> YOUR OBJECTIVE
If a line in the records below contains the word "title", copy it.

> DATA LISTING
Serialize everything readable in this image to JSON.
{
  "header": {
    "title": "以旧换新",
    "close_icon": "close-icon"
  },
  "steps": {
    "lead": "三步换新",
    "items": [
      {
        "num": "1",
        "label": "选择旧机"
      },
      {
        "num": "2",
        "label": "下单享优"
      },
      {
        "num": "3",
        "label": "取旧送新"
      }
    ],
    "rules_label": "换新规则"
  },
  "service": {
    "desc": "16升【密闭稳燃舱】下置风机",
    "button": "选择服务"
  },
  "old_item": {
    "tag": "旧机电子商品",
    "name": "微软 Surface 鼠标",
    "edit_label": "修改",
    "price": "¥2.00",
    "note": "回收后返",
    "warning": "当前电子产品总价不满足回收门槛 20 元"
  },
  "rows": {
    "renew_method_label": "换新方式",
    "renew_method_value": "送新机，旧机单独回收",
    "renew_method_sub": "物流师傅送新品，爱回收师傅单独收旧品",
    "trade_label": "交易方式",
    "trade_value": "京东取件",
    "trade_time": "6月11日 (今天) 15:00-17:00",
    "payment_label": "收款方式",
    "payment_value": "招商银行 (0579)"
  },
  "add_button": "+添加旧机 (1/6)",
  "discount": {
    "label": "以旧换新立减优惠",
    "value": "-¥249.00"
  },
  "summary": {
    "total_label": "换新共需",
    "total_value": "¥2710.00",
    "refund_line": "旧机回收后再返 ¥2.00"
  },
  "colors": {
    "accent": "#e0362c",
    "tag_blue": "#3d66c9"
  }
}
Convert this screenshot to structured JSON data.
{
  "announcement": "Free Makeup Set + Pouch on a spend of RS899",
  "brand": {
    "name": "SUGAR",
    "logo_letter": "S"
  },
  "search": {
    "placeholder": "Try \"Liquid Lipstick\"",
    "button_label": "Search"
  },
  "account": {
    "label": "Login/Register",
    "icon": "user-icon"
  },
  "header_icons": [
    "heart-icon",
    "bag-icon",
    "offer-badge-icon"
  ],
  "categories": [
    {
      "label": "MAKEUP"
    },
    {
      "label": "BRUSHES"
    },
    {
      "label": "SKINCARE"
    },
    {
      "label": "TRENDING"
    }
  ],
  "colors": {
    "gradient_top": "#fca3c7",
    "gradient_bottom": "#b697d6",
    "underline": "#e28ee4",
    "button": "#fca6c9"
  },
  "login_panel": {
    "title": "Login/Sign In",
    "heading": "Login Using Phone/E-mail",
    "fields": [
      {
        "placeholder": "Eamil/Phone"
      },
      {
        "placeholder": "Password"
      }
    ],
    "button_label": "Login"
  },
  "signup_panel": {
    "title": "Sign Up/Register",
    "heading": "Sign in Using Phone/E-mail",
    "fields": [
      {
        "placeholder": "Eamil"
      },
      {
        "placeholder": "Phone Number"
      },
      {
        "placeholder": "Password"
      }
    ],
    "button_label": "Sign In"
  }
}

> RESPONSE BOX
    "title": "以旧换新",
    "title": "Login/Sign In",
    "title": "Sign Up/Register",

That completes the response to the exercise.